So, what do you do if you’re experiencing hay fever symptoms?  Here’s a list of some helpful hints:

  • Eliminate mucus-forming foods such as dairy products, sugars, and excessive starches.  Also avoid wheat, alcohol, caffeine, peanuts, chocolate, bananas, citrus fruit, and chocolate.
  • Reduce the tendency for the body to form histamine by boosting your diet with foods rich in calcium, magnesium, methionine, and flavonoids (these include nuts, cabbage, and blackberries).
  • Take omega-3 essential fatty acids such as is found in fish oil, krill oil, and flax seed oil due to its anti-inflammatory effect.
  • Take bioflavonoids such as quercetin – they are natural anti-histamines and strongly anti-allergenic.  Vitamin C and bromelain can enhance the action of bioflavonoids.
  • Herbal remedies that can help to alleviate hay fever symptoms include stinging nettles, red clover, eyebright, and yarrow.  In addition, turmeric is a great anti-inflammatory and antioxidant.
  • Nasal lavage or irrigation can be helpful such as using a neti pot.  However, it is crucial that you use only pure, sterile water for this purpose, as exposing your sinuses to contaminated water can have serious health consequences.  Tap water is not sterile – in fact, it is often heavily contaminated.

 

Photo:

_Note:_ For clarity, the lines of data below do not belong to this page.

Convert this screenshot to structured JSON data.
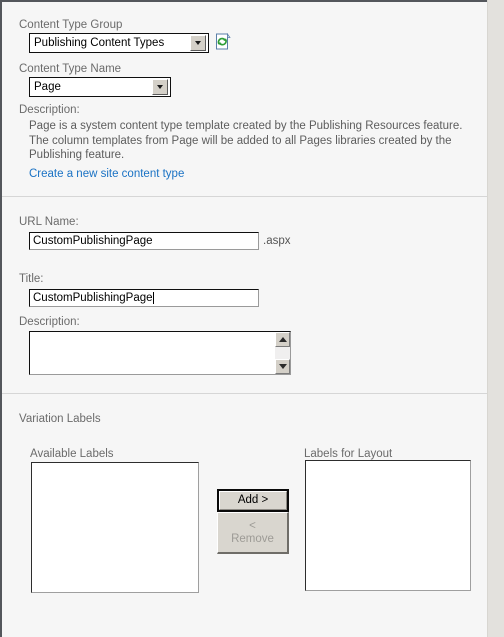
{
  "sections": {
    "content_type": {
      "group_label": "Content Type Group",
      "group_value": "Publishing Content Types",
      "name_label": "Content Type Name",
      "name_value": "Page",
      "description_label": "Description:",
      "description_text": "Page is a system content type template created by the Publishing Resources feature. The column templates from Page will be added to all Pages libraries created by the Publishing feature.",
      "create_link_text": "Create a new site content type",
      "refresh_icon": "refresh-page-icon",
      "link_color": "#1a72c4"
    },
    "page_info": {
      "url_name_label": "URL Name:",
      "url_name_value": "CustomPublishingPage",
      "url_name_placeholder": "",
      "url_suffix": ".aspx",
      "title_label": "Title:",
      "title_value": "CustomPublishingPage",
      "title_placeholder": "",
      "description_label": "Description:",
      "description_value": "",
      "description_placeholder": "",
      "scroll_up_icon": "scroll-up-arrow-icon",
      "scroll_down_icon": "scroll-down-arrow-icon"
    },
    "variations": {
      "heading": "Variation Labels",
      "available_caption": "Available Labels",
      "layout_caption": "Labels for Layout",
      "available_items": [],
      "layout_items": [],
      "add_button_label": "Add >",
      "remove_button_line1": "<",
      "remove_button_line2": "Remove",
      "remove_button_disabled": true
    }
  },
  "theme": {
    "page_background": "#f6f6f6",
    "gutter_background": "#e3e1dd",
    "label_color": "#6b6b6b",
    "text_color": "#000000",
    "divider_color": "#d6d6d6",
    "button_face": "#d9d6cf",
    "disabled_text": "#9d9b96"
  }
}
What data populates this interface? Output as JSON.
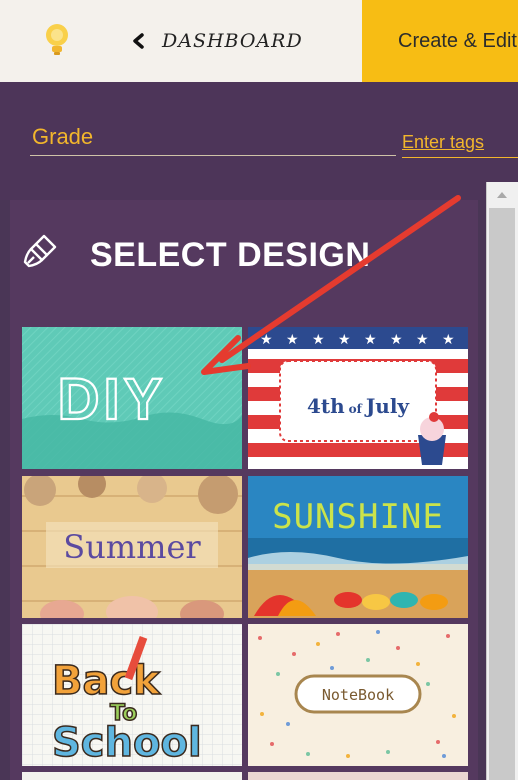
{
  "topbar": {
    "bulb_icon": "lightbulb-icon",
    "dashboard_label": "DASHBOARD",
    "create_tab_label": "Create & Edit"
  },
  "form": {
    "grade_placeholder": "Grade",
    "tags_placeholder": "Enter tags"
  },
  "panel": {
    "title": "SELECT DESIGN",
    "icon": "paintbrush-icon",
    "designs": [
      {
        "id": "diy",
        "label": "DIY"
      },
      {
        "id": "july4",
        "label_main": "4th",
        "label_of": "of",
        "label_end": "July"
      },
      {
        "id": "summer",
        "label": "Summer"
      },
      {
        "id": "sunshine",
        "label": "SUNSHINE"
      },
      {
        "id": "back-to-school",
        "label_1": "Back",
        "label_2": "To",
        "label_3": "School"
      },
      {
        "id": "notebook",
        "label": "NoteBook"
      }
    ]
  },
  "colors": {
    "accent_yellow": "#f7bd14",
    "panel_purple": "#55395f",
    "annotation_red": "#e53b2f"
  }
}
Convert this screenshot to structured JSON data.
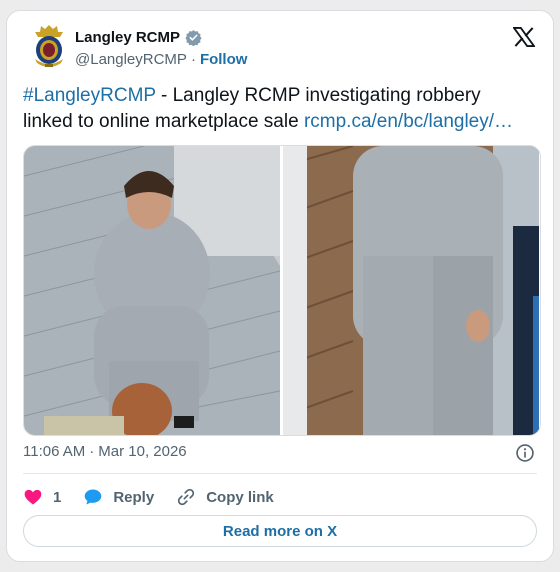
{
  "author": {
    "name": "Langley RCMP",
    "handle": "@LangleyRCMP",
    "separator": "·",
    "follow_label": "Follow"
  },
  "tweet": {
    "hashtag": "#LangleyRCMP",
    "text_line1": " - Langley RCMP investigating robbery",
    "text_line2": "linked to online marketplace sale ",
    "link": "rcmp.ca/en/bc/langley/…"
  },
  "meta": {
    "time": "11:06 AM",
    "separator": "·",
    "date": "Mar 10, 2026"
  },
  "actions": {
    "like_count": "1",
    "reply_label": "Reply",
    "copy_link_label": "Copy link"
  },
  "read_more_label": "Read more on X",
  "colors": {
    "link": "#1d6fa5",
    "heart": "#f91880",
    "reply_bubble": "#1d9bf0",
    "muted": "#536471"
  },
  "icons": [
    "rcmp-crest-icon",
    "verified-badge-icon",
    "x-logo-icon",
    "info-icon",
    "heart-icon",
    "reply-icon",
    "link-icon"
  ]
}
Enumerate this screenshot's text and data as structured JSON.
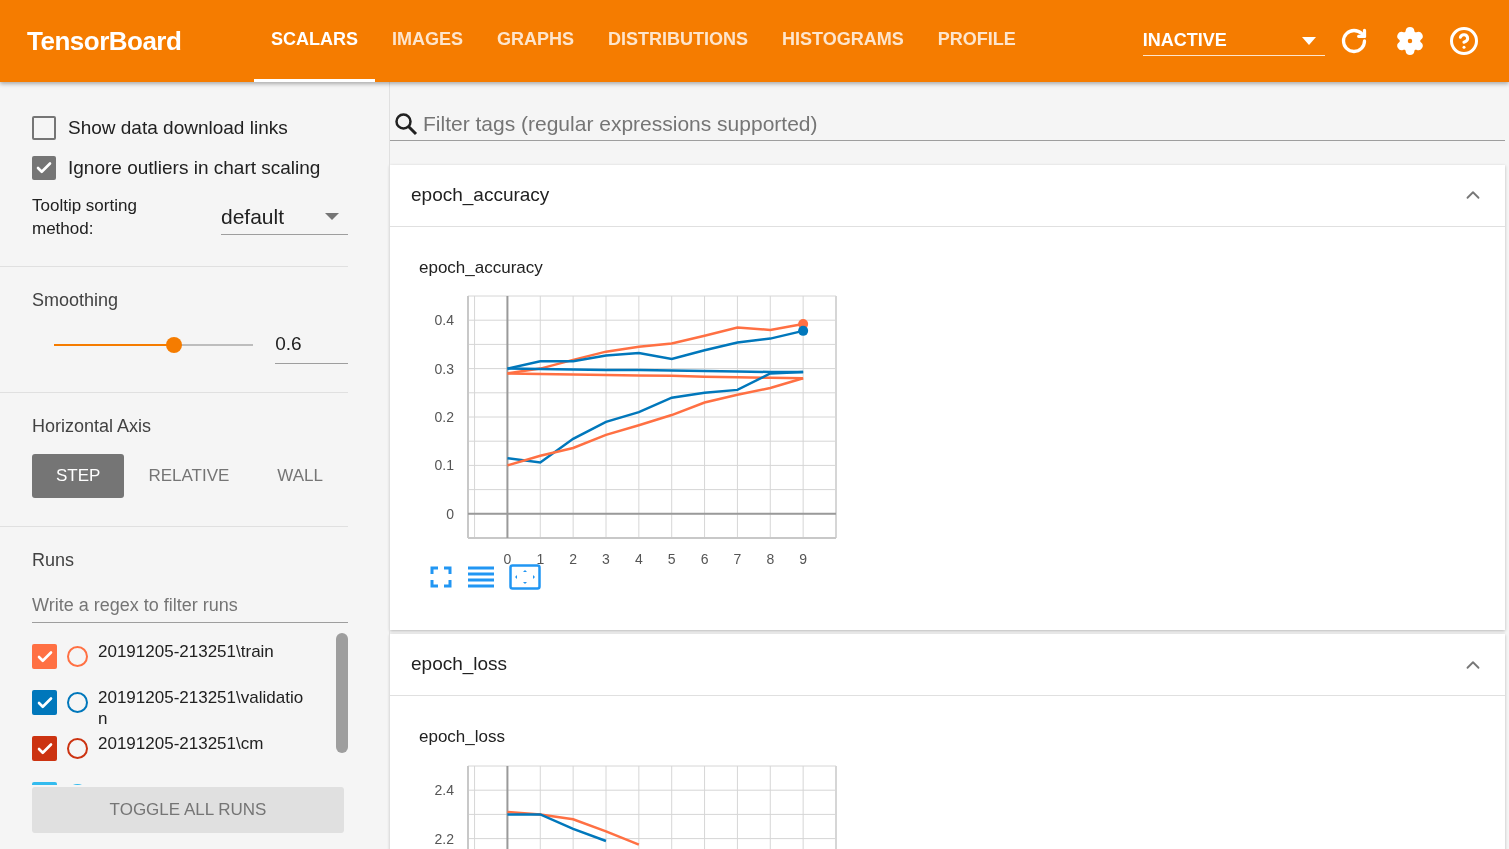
{
  "app_title": "TensorBoard",
  "tabs": [
    {
      "label": "SCALARS",
      "selected": true
    },
    {
      "label": "IMAGES",
      "selected": false
    },
    {
      "label": "GRAPHS",
      "selected": false
    },
    {
      "label": "DISTRIBUTIONS",
      "selected": false
    },
    {
      "label": "HISTOGRAMS",
      "selected": false
    },
    {
      "label": "PROFILE",
      "selected": false
    }
  ],
  "plugin_select": {
    "value": "INACTIVE"
  },
  "sidebar": {
    "options": [
      {
        "label": "Show data download links",
        "checked": false
      },
      {
        "label": "Ignore outliers in chart scaling",
        "checked": true
      }
    ],
    "tooltip_sorting": {
      "label": "Tooltip sorting method:",
      "value": "default"
    },
    "smoothing": {
      "label": "Smoothing",
      "level": 0.6,
      "reading": "0.6"
    },
    "horizontal_axis": {
      "label": "Horizontal Axis",
      "options": [
        {
          "label": "STEP",
          "selected": true
        },
        {
          "label": "RELATIVE",
          "selected": false
        },
        {
          "label": "WALL",
          "selected": false
        }
      ]
    },
    "runs": {
      "label": "Runs",
      "filter_placeholder": "Write a regex to filter runs",
      "items": [
        {
          "name": "20191205-213251\\train",
          "checked": true,
          "color": "#ff7043"
        },
        {
          "name": "20191205-213251\\validatio\nn",
          "checked": true,
          "color": "#0077bb"
        },
        {
          "name": "20191205-213251\\cm",
          "checked": true,
          "color": "#cc3311"
        },
        {
          "color": "#33bbee"
        }
      ],
      "toggle_button": "TOGGLE ALL RUNS"
    }
  },
  "filter": {
    "placeholder": "Filter tags (regular expressions supported)"
  },
  "cards": [
    {
      "title": "epoch_accuracy",
      "expanded": true,
      "chart_tools": true,
      "chart_data": {
        "type": "line",
        "title": "epoch_accuracy",
        "grid": true,
        "x": [
          0,
          1,
          2,
          3,
          4,
          5,
          6,
          7,
          8,
          9
        ],
        "xlim": [
          -1.2,
          10
        ],
        "ylim": [
          -0.05,
          0.45
        ],
        "xticks": [
          0,
          1,
          2,
          3,
          4,
          5,
          6,
          7,
          8,
          9
        ],
        "yticks": [
          0,
          0.1,
          0.2,
          0.3,
          0.4
        ],
        "series": [
          {
            "color": "#ff7043",
            "values": [
              0.29,
              0.3,
              0.318,
              0.335,
              0.345,
              0.352,
              0.368,
              0.385,
              0.38,
              0.392
            ]
          },
          {
            "color": "#0077bb",
            "values": [
              0.3,
              0.315,
              0.315,
              0.327,
              0.332,
              0.32,
              0.338,
              0.354,
              0.362,
              0.378
            ]
          },
          {
            "color": "#0077bb",
            "values": [
              0.3,
              0.299,
              0.298,
              0.297,
              0.297,
              0.296,
              0.295,
              0.294,
              0.293,
              0.293
            ]
          },
          {
            "color": "#ff7043",
            "values": [
              0.29,
              0.289,
              0.288,
              0.287,
              0.286,
              0.285,
              0.283,
              0.282,
              0.281,
              0.28
            ]
          },
          {
            "color": "#0077bb",
            "values": [
              0.115,
              0.106,
              0.155,
              0.19,
              0.21,
              0.24,
              0.25,
              0.256,
              0.29,
              0.293
            ]
          },
          {
            "color": "#ff7043",
            "values": [
              0.1,
              0.12,
              0.136,
              0.163,
              0.183,
              0.204,
              0.23,
              0.246,
              0.26,
              0.28
            ]
          }
        ]
      }
    },
    {
      "title": "epoch_loss",
      "expanded": true,
      "chart_data": {
        "type": "line",
        "title": "epoch_loss",
        "grid": true,
        "x": [
          0,
          1,
          2,
          3,
          4
        ],
        "xlim": [
          -1.2,
          10
        ],
        "ylim": [
          1.5,
          2.5
        ],
        "yticks": [
          2.2,
          2.4
        ],
        "series": [
          {
            "color": "#ff7043",
            "values": [
              2.31,
              2.3,
              2.28,
              2.23,
              2.175
            ]
          },
          {
            "color": "#0077bb",
            "values": [
              2.3,
              2.3,
              2.24,
              2.19,
              null
            ]
          }
        ]
      }
    }
  ]
}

photo credit: <a href=”http://www.flickr.com/photos/49766127@N00/525191643″>hooikoorts / hayfever</a> via <a href=”http://photopin.com”>photopin</a> <a href=”https://creativecommons.org/licenses/by/2.0/”>(license)</a>